Lingner is also able to hold his own as a painter in Paris: in 1933 and 1939 he was given solo exhibitions at the Galerie Billiet run by Pierre Vorms. He also participated in large group exhibitions and the Jeu de Paume Museum and the French state each bought a painting. Lingner became a member of the French Communist Party and a founding member of the Deutscher Künstlerbund in Paris.
The day before the outbreak of World War II, Lingner was arrested. His wife Lisa had fallen seriously ill and was placed in a psychiatric hospital in Villejuif since 1935. Lingner was interned in several camps in France from the Roland Garros stadium in Paris to many other locations: first in Villerbon and Cépoy, then in the south in Les Milles and St. Nicolas, and from October 1940 in Gurs, near the Spanish border. There he worked as a drawing teacher for the "Schweizer Hilfe" (Swiss Aid), and was able to draw a lot himself. After a year he found accommodation in Chansaye near Lyon, 800 km away, where the Catholic priest Abbé Glasberg has set up a reception center. Lingner made contact with the Résistance movement, received a false French identity card, and in December 1943 moved to another Glasberg home in Cazaubon in the Pyrenees. He forwarded messages from the Résistance and, thanks to his good language skills, repeatedly escaped from dangerous situations. In October 1944, Lingner was able to return to Paris. Although he was extremely weakened and ill, he resumed his work as a press artist for l'Humanité and also his exhibition activities.
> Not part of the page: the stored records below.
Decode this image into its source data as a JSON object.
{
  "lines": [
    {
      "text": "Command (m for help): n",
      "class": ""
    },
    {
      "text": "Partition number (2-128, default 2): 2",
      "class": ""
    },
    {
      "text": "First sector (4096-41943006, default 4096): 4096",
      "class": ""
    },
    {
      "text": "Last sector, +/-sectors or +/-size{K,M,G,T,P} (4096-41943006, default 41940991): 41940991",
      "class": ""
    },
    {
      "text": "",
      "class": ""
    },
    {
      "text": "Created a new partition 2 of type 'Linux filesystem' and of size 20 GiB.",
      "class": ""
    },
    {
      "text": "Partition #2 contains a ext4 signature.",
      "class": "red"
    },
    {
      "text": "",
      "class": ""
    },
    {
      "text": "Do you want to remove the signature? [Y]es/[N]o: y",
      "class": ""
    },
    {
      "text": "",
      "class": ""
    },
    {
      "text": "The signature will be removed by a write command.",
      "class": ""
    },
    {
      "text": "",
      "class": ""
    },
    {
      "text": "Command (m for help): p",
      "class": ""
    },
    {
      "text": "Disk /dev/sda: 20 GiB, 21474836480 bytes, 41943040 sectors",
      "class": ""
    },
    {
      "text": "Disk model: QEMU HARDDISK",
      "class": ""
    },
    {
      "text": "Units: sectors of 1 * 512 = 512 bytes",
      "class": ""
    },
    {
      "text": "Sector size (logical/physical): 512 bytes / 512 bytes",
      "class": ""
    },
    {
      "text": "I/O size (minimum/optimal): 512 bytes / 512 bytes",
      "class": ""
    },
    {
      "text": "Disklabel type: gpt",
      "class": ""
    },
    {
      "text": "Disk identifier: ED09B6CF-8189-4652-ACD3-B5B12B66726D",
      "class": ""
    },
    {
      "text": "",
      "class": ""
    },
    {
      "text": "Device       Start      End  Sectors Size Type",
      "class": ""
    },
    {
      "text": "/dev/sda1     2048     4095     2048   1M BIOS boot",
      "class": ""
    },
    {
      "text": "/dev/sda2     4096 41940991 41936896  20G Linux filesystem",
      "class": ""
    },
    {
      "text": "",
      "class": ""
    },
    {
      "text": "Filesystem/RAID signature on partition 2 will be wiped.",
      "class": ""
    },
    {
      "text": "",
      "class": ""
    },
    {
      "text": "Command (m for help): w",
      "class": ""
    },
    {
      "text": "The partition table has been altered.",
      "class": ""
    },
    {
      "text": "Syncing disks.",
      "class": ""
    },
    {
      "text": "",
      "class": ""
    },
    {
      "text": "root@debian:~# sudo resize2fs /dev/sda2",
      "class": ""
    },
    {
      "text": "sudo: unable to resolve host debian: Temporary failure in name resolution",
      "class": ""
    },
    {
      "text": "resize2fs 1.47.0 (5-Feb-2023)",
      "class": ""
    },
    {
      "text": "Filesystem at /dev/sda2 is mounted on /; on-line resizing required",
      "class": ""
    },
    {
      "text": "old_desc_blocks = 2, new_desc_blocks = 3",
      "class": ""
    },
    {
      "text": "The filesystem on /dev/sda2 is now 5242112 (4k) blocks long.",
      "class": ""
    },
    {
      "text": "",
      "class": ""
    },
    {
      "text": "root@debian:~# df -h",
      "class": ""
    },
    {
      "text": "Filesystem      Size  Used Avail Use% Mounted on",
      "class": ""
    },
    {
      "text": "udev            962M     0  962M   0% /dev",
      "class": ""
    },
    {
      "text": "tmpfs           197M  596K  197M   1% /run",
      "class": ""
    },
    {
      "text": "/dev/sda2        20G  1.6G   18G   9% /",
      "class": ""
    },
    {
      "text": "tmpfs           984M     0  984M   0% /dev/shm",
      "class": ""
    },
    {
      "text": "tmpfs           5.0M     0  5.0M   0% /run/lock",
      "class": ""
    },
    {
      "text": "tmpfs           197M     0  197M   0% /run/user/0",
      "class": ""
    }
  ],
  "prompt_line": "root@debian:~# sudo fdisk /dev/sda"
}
He again painted large-scale decorations for the newspaper's press festivals and sold a painting to the city of Paris.
Lingner decided to return to Germany and moved to East Berlin in March 1949. He donated forty paintings and drawings from the years 1929 to 1949 to "The German People", which are shown in a traveling exhibition and today belong to the Staatliche Museen zu Berlin (state museums of Berlin). Lingner became a professor of painting at the Berlin-Weißensee Art Academy, a member of the Academy of Arts, and moved into a house with a studio in Niederschönhausen with his second wife, the lawyer Dr. Erika Hoffmeier (1914–1997).
His largest commission was a mural for the House of Ministries. During the execution he had to painfully experience how the formalism campaign hit him as an emigrant from the West, because Minister President Otto Grotewohl demanded a revision of the numerous drafts in favor of the desired political message. Lingner still began a cycle of paintings on the history of the German people, published his autobiography and was honored in 1958 with the exhibition "Max Lingner 70 years old" at the Academy of Arts in Berlin.
He died on March 14, 1959, and was buried at the Niederschönhausen cemetery in accordance with his wishes.